As noted in the review of Endless Space, the research tree was not very helpful. You were presented with a screen of many icons that present no useful information until you hover over them. All you could really do is learn over multiple play-throughs roughly where the useful upgrades for your playstyle lie. Endless Legends does things a little bit different, rather than a tree, it is era-based in a way reminiscent of Age of Empires. You have access to selected technologies which you can research in any order, and once you have researched a certain number, the next era opens up with new technologies. Unfortunately, these are once again represented only by icons leaving you having to hover over each one to see what they do. It does however make things less overwhelming as you are faced with a smaller number at a time to consider rather than the whole tree. The lack of prerequisites, because of the era system, also means that you are never left behind in picking up essential technology - such as the wormhole technology in Endless Space!

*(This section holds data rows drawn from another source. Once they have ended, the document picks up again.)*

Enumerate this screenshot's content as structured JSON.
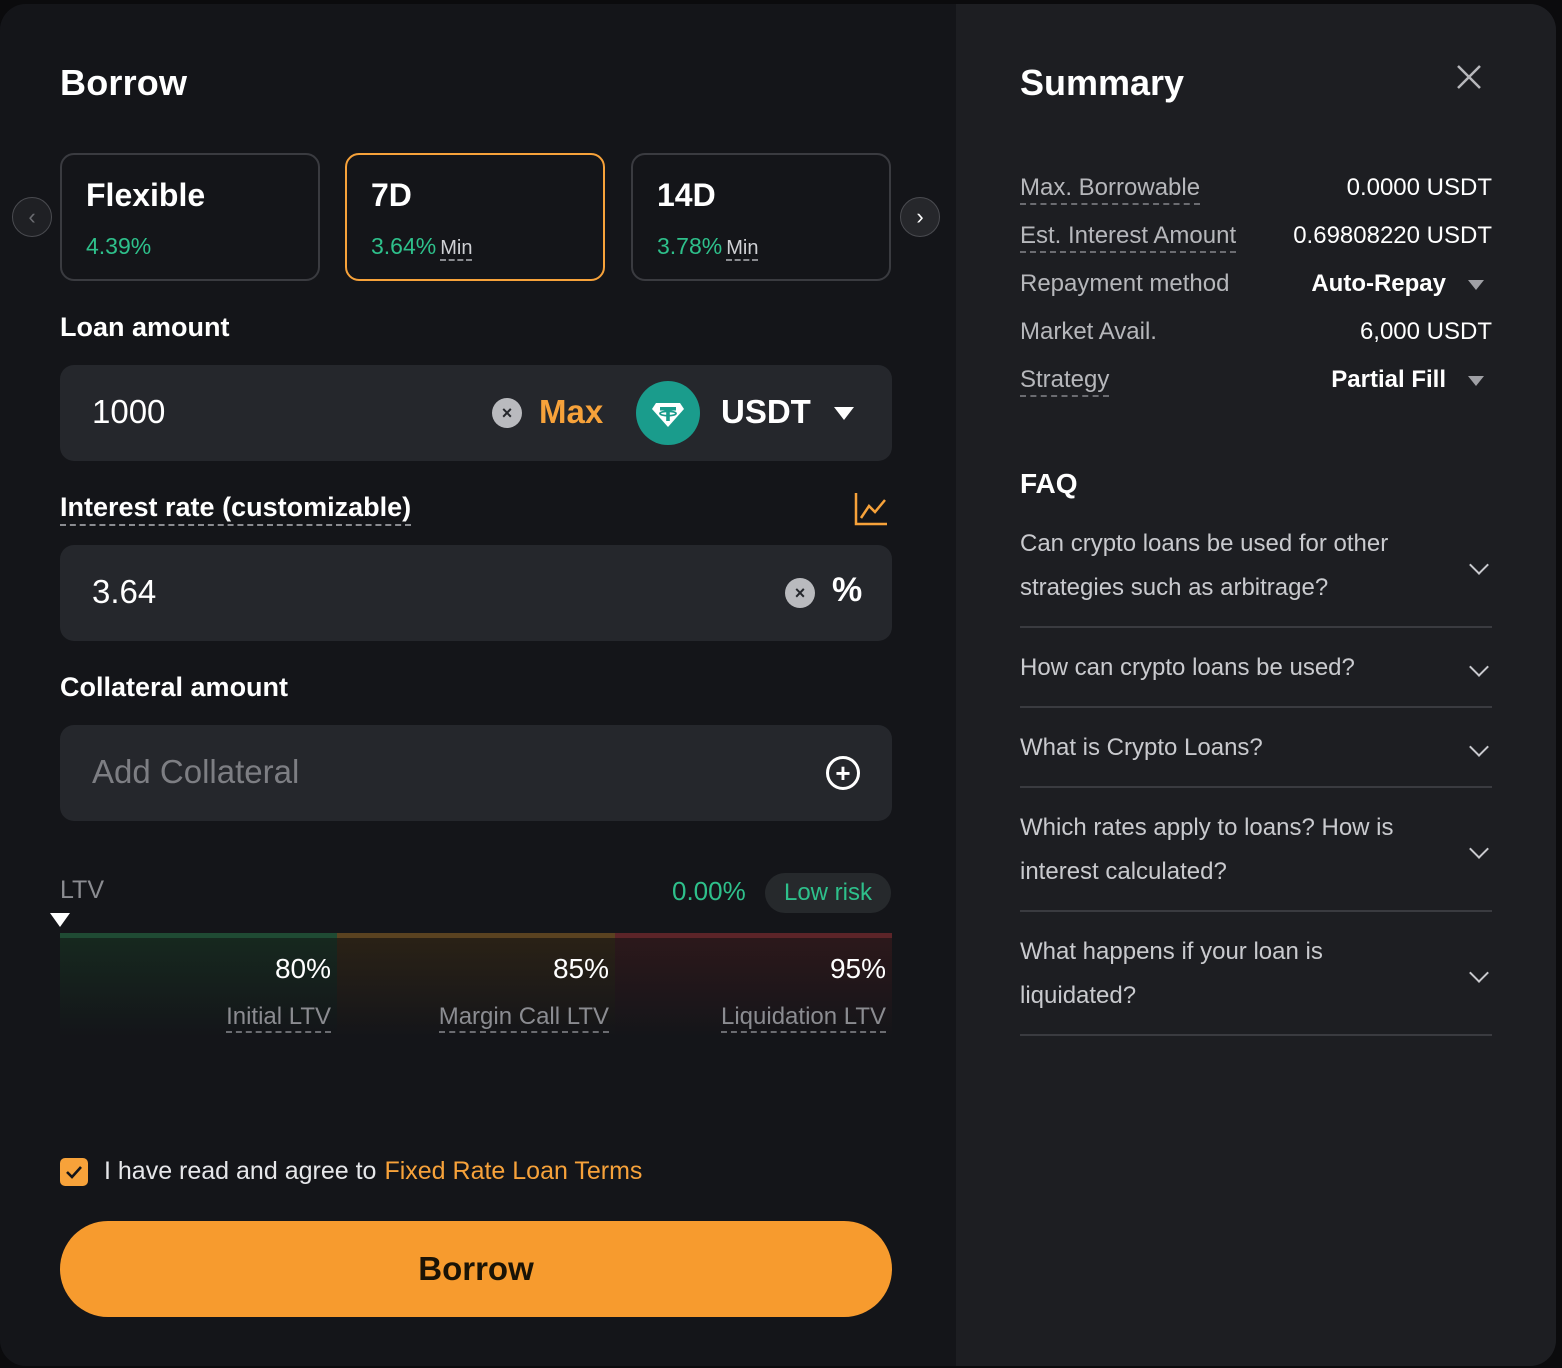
{
  "borrow": {
    "title": "Borrow",
    "terms": [
      {
        "name": "Flexible",
        "rate": "4.39%",
        "suffix": ""
      },
      {
        "name": "7D",
        "rate": "3.64%",
        "suffix": "Min"
      },
      {
        "name": "14D",
        "rate": "3.78%",
        "suffix": "Min"
      }
    ],
    "loan_amount_label": "Loan amount",
    "loan_amount_value": "1000",
    "max_label": "Max",
    "coin": "USDT",
    "interest_label": "Interest rate (customizable)",
    "interest_value": "3.64",
    "interest_unit": "%",
    "collateral_label": "Collateral amount",
    "collateral_placeholder": "Add Collateral",
    "ltv": {
      "label": "LTV",
      "value": "0.00%",
      "risk": "Low risk",
      "current_fraction": 0.0,
      "segments": [
        {
          "value": "80%",
          "label": "Initial LTV"
        },
        {
          "value": "85%",
          "label": "Margin Call LTV"
        },
        {
          "value": "95%",
          "label": "Liquidation LTV"
        }
      ]
    },
    "agree_text": "I have read and agree to",
    "agree_link": "Fixed Rate Loan Terms",
    "agree_checked": true,
    "submit_label": "Borrow"
  },
  "summary": {
    "title": "Summary",
    "rows": [
      {
        "label": "Max. Borrowable",
        "value": "0.0000 USDT"
      },
      {
        "label": "Est. Interest Amount",
        "value": "0.69808220 USDT"
      },
      {
        "label": "Repayment method",
        "value": "Auto-Repay"
      },
      {
        "label": "Market Avail.",
        "value": "6,000 USDT"
      },
      {
        "label": "Strategy",
        "value": "Partial Fill"
      }
    ]
  },
  "faq": {
    "title": "FAQ",
    "items": [
      {
        "question": "Can crypto loans be used for other strategies such as arbitrage?"
      },
      {
        "question": "How can crypto loans be used?"
      },
      {
        "question": "What is Crypto Loans?"
      },
      {
        "question": "Which rates apply to loans? How is interest calculated?"
      },
      {
        "question": "What happens if your loan is liquidated?"
      }
    ]
  },
  "colors": {
    "accent": "#f7a23a",
    "positive": "#2ec08b",
    "coin": "#1a9c8c"
  }
}
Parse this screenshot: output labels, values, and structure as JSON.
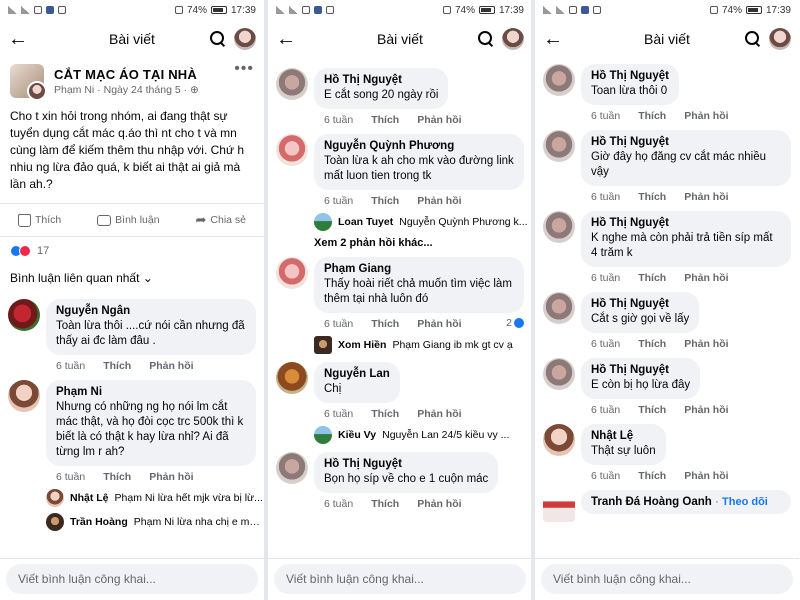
{
  "status": {
    "battery": "74%",
    "time": "17:39"
  },
  "header": {
    "title": "Bài viết"
  },
  "post": {
    "page_name": "CẮT MẠC ÁO TẠI NHÀ",
    "author": "Phạm Ni",
    "date": "Ngày 24 tháng 5",
    "body": "Cho t xin hỏi trong nhóm, ai đang thật sự tuyển dụng cắt mác q.áo thì nt cho t và mn cùng làm để kiếm thêm thu nhập với. Chứ h nhiu ng lừa đảo quá, k biết ai thật ai giả mà lần ah.?",
    "like_label": "Thích",
    "comment_label": "Bình luận",
    "share_label": "Chia sẻ",
    "reaction_count": "17",
    "sort_label": "Bình luận liên quan nhất"
  },
  "labels": {
    "time": "6 tuần",
    "like": "Thích",
    "reply": "Phản hồi",
    "composer_placeholder": "Viết bình luận công khai...",
    "follow": "Theo dõi"
  },
  "panel1": {
    "comments": [
      {
        "name": "Nguyễn Ngân",
        "text": "Toàn lừa thôi ....cứ nói cần nhưng đã thấy ai đc làm đâu ."
      },
      {
        "name": "Phạm Ni",
        "text": "Nhưng có những ng họ nói lm cắt mác thật, và họ đòi cọc trc 500k thì k biết là có thật k hay lừa nhỉ? Ai đã từng lm r ah?"
      }
    ],
    "replies": [
      {
        "name": "Nhật Lệ",
        "text": "Phạm Ni lừa hết mjk vừa bị lừ..."
      },
      {
        "name": "Trần Hoàng",
        "text": "Phạm Ni lừa nha chị e mớ..."
      }
    ]
  },
  "panel2": {
    "comments": [
      {
        "name": "Hồ Thị Nguyệt",
        "text": "E cắt song 20 ngày rồi"
      },
      {
        "name": "Nguyễn Quỳnh Phương",
        "text": "Toàn lừa k ah cho mk vào đường link mất luon tien trong tk"
      },
      {
        "name": "Phạm Giang",
        "text": "Thấy hoài riết chả muốn tìm việc làm thêm tại nhà luôn đó",
        "reactions": "2"
      },
      {
        "name": "Nguyễn Lan",
        "text": "Chị"
      },
      {
        "name": "Hồ Thị Nguyệt",
        "text": "Bọn họ síp về cho e 1 cuộn mác"
      }
    ],
    "replies": [
      {
        "name": "Loan Tuyet",
        "text": "Nguyễn Quỳnh Phương k..."
      },
      {
        "name": "Xom Hiền",
        "text": "Phạm Giang ib mk gt cv ạ"
      },
      {
        "name": "Kiều Vy",
        "text": "Nguyễn Lan 24/5 kiều vy ..."
      }
    ],
    "more_replies": "Xem 2 phản hồi khác..."
  },
  "panel3": {
    "comments": [
      {
        "name": "Hồ Thị Nguyệt",
        "text": "Toan lừa thôi 0"
      },
      {
        "name": "Hồ Thị Nguyệt",
        "text": "Giờ đây họ đăng cv cắt mác nhiều vậy"
      },
      {
        "name": "Hồ Thị Nguyệt",
        "text": "K nghe mà còn phải trả tiền síp mất 4 trăm k"
      },
      {
        "name": "Hồ Thị Nguyệt",
        "text": "Cắt s giờ gọi về lấy"
      },
      {
        "name": "Hồ Thị Nguyệt",
        "text": "E còn bị họ lừa đây"
      },
      {
        "name": "Nhật Lệ",
        "text": "Thật sự luôn"
      },
      {
        "name": "Tranh Đá Hoàng Oanh",
        "text": ""
      }
    ]
  }
}
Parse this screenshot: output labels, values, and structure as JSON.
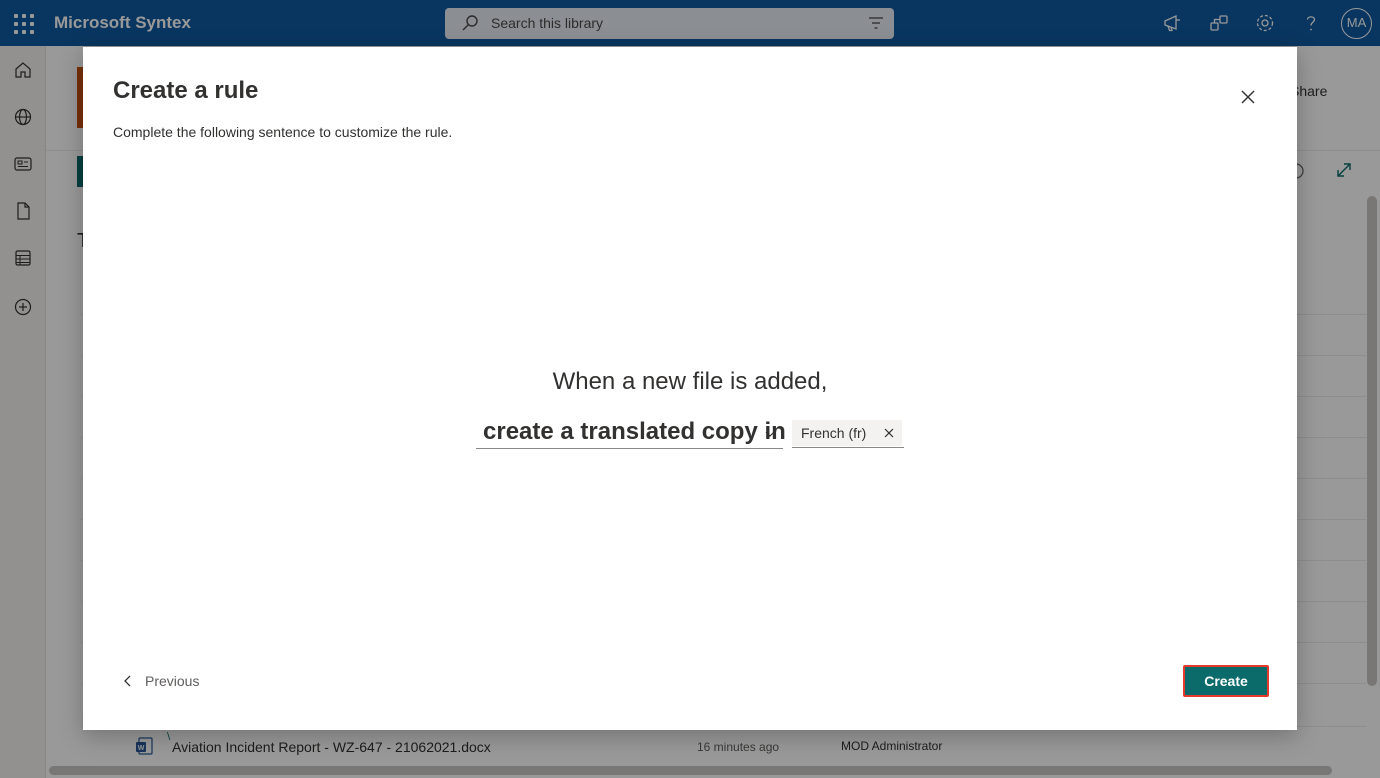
{
  "suite": {
    "app_name": "Microsoft Syntex",
    "search_placeholder": "Search this library",
    "avatar_initials": "MA"
  },
  "icons": {
    "topbar": [
      "waffle-icon",
      "search-icon",
      "filter-icon",
      "megaphone-icon",
      "share-network-icon",
      "gear-icon",
      "help-icon"
    ],
    "rail": [
      "home-icon",
      "globe-icon",
      "news-icon",
      "document-icon",
      "list-icon",
      "add-icon"
    ]
  },
  "library": {
    "share_label": "Share",
    "heading_initial": "T",
    "file_row": {
      "name": "Aviation Incident Report - WZ-647 - 21062021.docx",
      "modified": "16 minutes ago",
      "modified_by": "MOD Administrator"
    }
  },
  "dialog": {
    "title": "Create a rule",
    "subtitle": "Complete the following sentence to customize the rule.",
    "trigger_text": "When a new file is added,",
    "action_selected": "create a translated copy in",
    "language_chip": "French (fr)",
    "previous_label": "Previous",
    "create_label": "Create"
  },
  "colors": {
    "suite_bar": "#0f5aa0",
    "primary_button": "#0b6a6a",
    "highlight_border": "#e5392b",
    "site_logo": "#c94f0f"
  }
}
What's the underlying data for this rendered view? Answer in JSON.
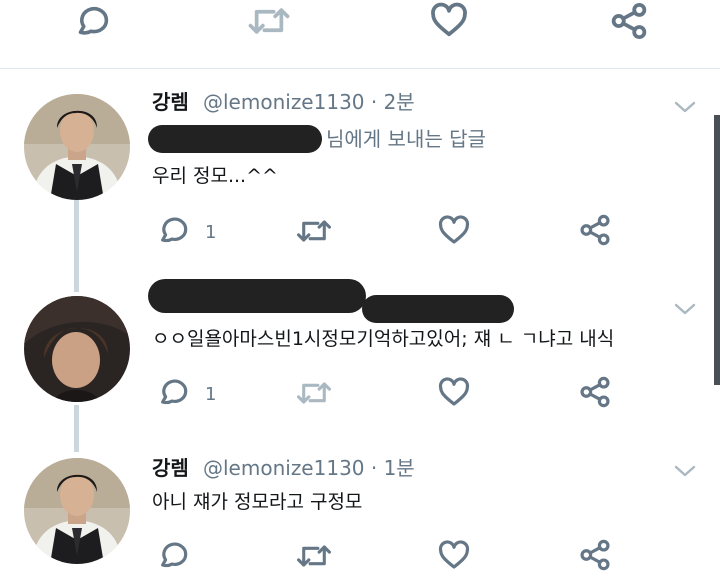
{
  "top_actions": {
    "like_count": "",
    "retweet_count": "",
    "reply_count": ""
  },
  "tweets": [
    {
      "name": "강렘",
      "handle_time": "@lemonize1130 · 2분",
      "reply_to_suffix": "님에게 보내는 답글",
      "text": "우리 정모...^^",
      "reply_count": "1"
    },
    {
      "text": "ㅇㅇ일욜아마스빈1시정모기억하고있어; 쟤 ㄴ ㄱ냐고 내식",
      "reply_count": "1"
    },
    {
      "name": "강렘",
      "handle_time": "@lemonize1130 · 1분",
      "text": "아니 쟤가 정모라고 구정모"
    }
  ],
  "colors": {
    "icon_gray": "#657786",
    "icon_light": "#aab8c2",
    "divider": "#e1e8ed",
    "thread_line": "#ccd6dd"
  },
  "icons": [
    "reply-icon",
    "retweet-icon",
    "like-icon",
    "share-icon",
    "chevron-down-icon"
  ]
}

The game features a new resource beyond those featured in Endless Space - influence. There are two main uses for this: diplomacy and setting up an empire plan. As well as the traditional trading for resources and technology with other players, you can also use your influence to sway negotiations. The empire plan, which you develop every twenty turns, allows you to use your influence to gain substantial benefits if your play during the subsequent turns does indeed align with your plan.
One final thing of note is a quest system which gives direction to your play in the early game and may prove invaluable to those new to the sandbox type play of a 4X. It’s not unusual these days for games to have a tutorial to teach you the mechanics, but these quests nicely encourage basic early game strategy to those who may otherwise be lost after the tutorial. They direct you to do things such as build more cities, construct a decent sized army and construct essential city improvements.
Several years ago, turn-based strategy, as a genre, looked dead in the water. It’s seen something of a resurgence over the past few years to the point where people may be asking if they need yet another one. Endless Legend is not a clone of any other game. It has influences from the staples of the genre, but also plenty of features from its prequel Endless Space, as well as some entirely new features. This is a unique entry in the genre, all wrapped up in the slick UI that Endless Space was famous for. It is well worth any turn-based fans keeping an eye out for - even if they thought they were getting burnt out on the genre.